Paradise ponders: first mowing edition... Yesterday I fought the battle of the lawnmower. Successfully, too – not long before dark I actually finished mowing our yard. But it was not easy getting to that point!
First, all four tires were flat. I lugged my little air compressor out to the shed where I kept the lawnmower over winter, and soon that problem was fixed. It must be a slow leak, because this morning they all still look good. Then I tried to start the mower, but the battery was dead. So I jump-started the mower with Debbie's car and some jumper cables, and it started right up. Ran it for fifteen minutes, turned it off, and tried to start it again. It was deader than a door-nail. Sigh. Dead battery (two and a half years old, and frozen over winter – so fair enough). Ran to NAPA and bought a new battery (and had fun with the staff there who wanted to see the Model X). Ran back home, threw in the battery, and zoom – off we went.
Engaged the mower blade and there was a horrendous bang! and the sound of an unloaded gas engine. Some quick inspection and I found that the main drive belt had broken. Off to the local hardware store, where I found – amazingly! – precisely the belt I needed. Back home, disassemble half the mower, install the new belt, put the mower back together, discover two parts left over. Disassemble the mower again, find the place for those two parts, put it all back together, and off we go.
About half the yard later, I notice that the grass is no longer being mowed on the left side of my path with the mower. The mower has two blades under the deck, so the left blade must have a problem. Start investigating, and in the process I put my right index finger on the drive pulley for that left blade. I hear a loud ssssss and I smell cooking meat. My finger! The pulley is so hot it almost glows. A little more investigation – very carefully! – and I discover that the pulley is slightly loose on it's shaft. It's held on by a simple nut, so I just need to tighten it, I think. No problem! I dig through my socket wrenches (the only kind of wrench that would work on this recessed nut) and discover that the nut is bigger than the biggest socket I own. I mike it, and find that it's 7/8". My biggest socket is 3/4". Sigh. Off to the hardware store I go, to buy a bigger socket. They don't sell 7/8" sockets for 3/8" drive wrenches, which is what I have. Sigh. So I buy a Craftsman 1/2" drive socket set, and now I have sockets from 3/4" to 1 1/2". Back home I go. One quarter turn of the wrench later, the pulley is tight again.
Back out to the lawn, and I finished the rest of it without incident. But now I wonder what will happen to me when I try to mow next week!
Afterwards Debbie and I wandered up to Aggie's Creamery to get an ice cream cone. When I came back to the car with our cones, a young man (who had been lounging with another young man) ran over and asked me how I open the door. I explained to him that the car sensed my fob and opened itself as I approached, but what he really wanted to know was how the door handle worked. So I explained how you just push it to open the door. The two young men were clearly delighted by seeing a Tesla, and Debbie was laughing about that.

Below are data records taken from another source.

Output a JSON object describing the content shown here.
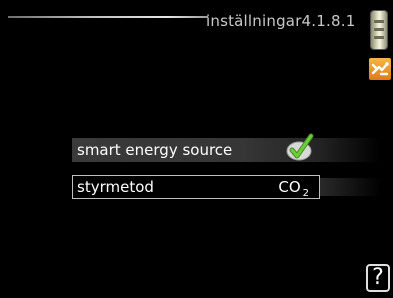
{
  "header": {
    "title": "inställningar4.1.8.1"
  },
  "settings": [
    {
      "label": "smart energy source",
      "value_type": "checkbox",
      "checked": true
    },
    {
      "label": "styrmetod",
      "value_main": "CO",
      "value_sub": "2"
    }
  ],
  "help": {
    "label": "?"
  },
  "icons": {
    "scroll": "scroll-indicator-icon",
    "menu": "menu-settings-icon",
    "check": "checkmark-icon"
  },
  "colors": {
    "background": "#000000",
    "accent_orange": "#e8901e",
    "check_green": "#5bb531"
  }
}
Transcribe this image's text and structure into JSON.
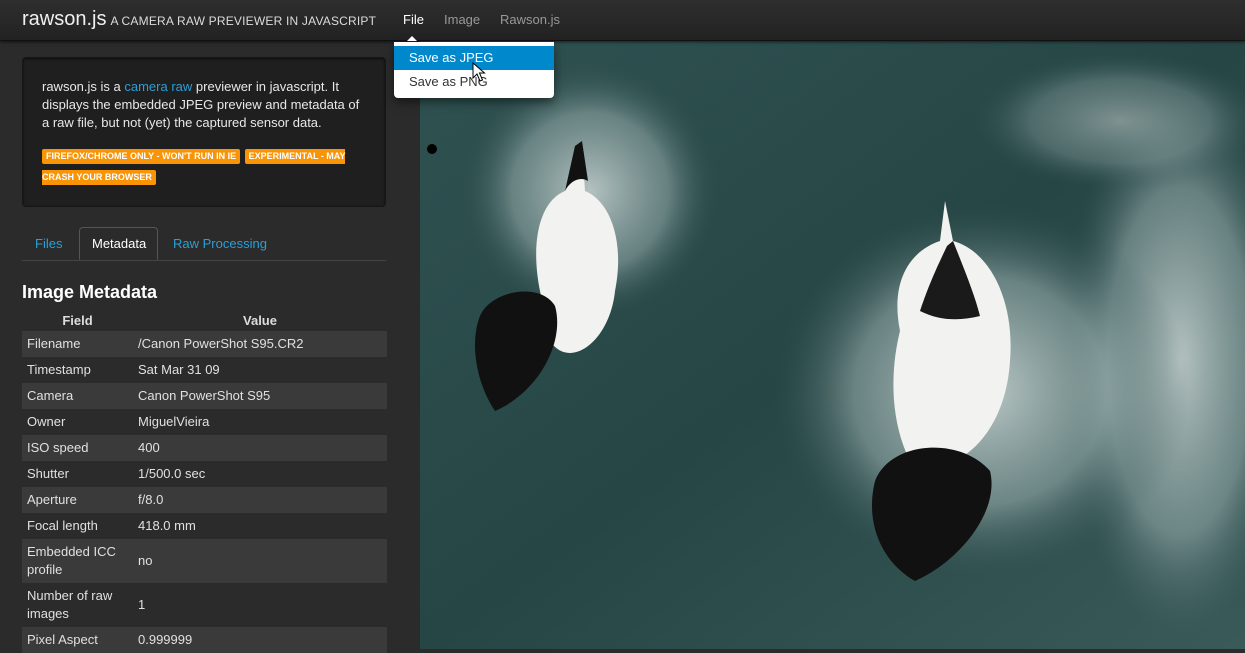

Then she started opening the falcon wing doors and the trunk just to get a reaction from them, which she most certainly did. Lots of fun! :)

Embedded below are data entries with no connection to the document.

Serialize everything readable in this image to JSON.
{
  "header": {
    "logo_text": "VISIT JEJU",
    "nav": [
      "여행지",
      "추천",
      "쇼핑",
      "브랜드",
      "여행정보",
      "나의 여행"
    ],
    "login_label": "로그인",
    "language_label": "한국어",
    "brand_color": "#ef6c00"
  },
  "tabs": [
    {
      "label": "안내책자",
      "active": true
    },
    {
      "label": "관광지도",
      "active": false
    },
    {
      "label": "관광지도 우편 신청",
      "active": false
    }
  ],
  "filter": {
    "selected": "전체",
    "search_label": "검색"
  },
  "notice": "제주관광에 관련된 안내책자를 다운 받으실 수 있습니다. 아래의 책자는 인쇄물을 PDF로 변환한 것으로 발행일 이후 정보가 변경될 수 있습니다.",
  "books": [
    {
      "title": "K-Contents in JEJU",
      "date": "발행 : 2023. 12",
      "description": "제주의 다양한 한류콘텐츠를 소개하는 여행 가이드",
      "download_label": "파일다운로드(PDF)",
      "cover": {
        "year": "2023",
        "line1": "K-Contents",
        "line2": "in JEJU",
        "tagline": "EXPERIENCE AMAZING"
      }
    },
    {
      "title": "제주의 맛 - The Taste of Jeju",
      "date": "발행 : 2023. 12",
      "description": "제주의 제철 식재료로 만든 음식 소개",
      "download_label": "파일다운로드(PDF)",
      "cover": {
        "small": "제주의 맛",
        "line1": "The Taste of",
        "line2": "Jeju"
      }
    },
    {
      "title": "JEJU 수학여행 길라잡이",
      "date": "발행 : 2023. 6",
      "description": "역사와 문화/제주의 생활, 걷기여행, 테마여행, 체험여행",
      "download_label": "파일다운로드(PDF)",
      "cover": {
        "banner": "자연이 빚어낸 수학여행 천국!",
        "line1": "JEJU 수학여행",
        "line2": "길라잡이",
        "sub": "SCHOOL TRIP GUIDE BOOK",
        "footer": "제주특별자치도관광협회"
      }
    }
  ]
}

I hate when I have leftover parts...oddly often something I've taken apart continues to work fine when reassembled, even missing a few screws...like me....lol btw, I use trickle chargers on my jet skies. Doesn't stop batteries from going bad but sure reduces how many I replace. I keep at least one spare for them on a shelf in garage along with spark plugs, fuel line, tools etc. Cause there is always something to fixReplyDelete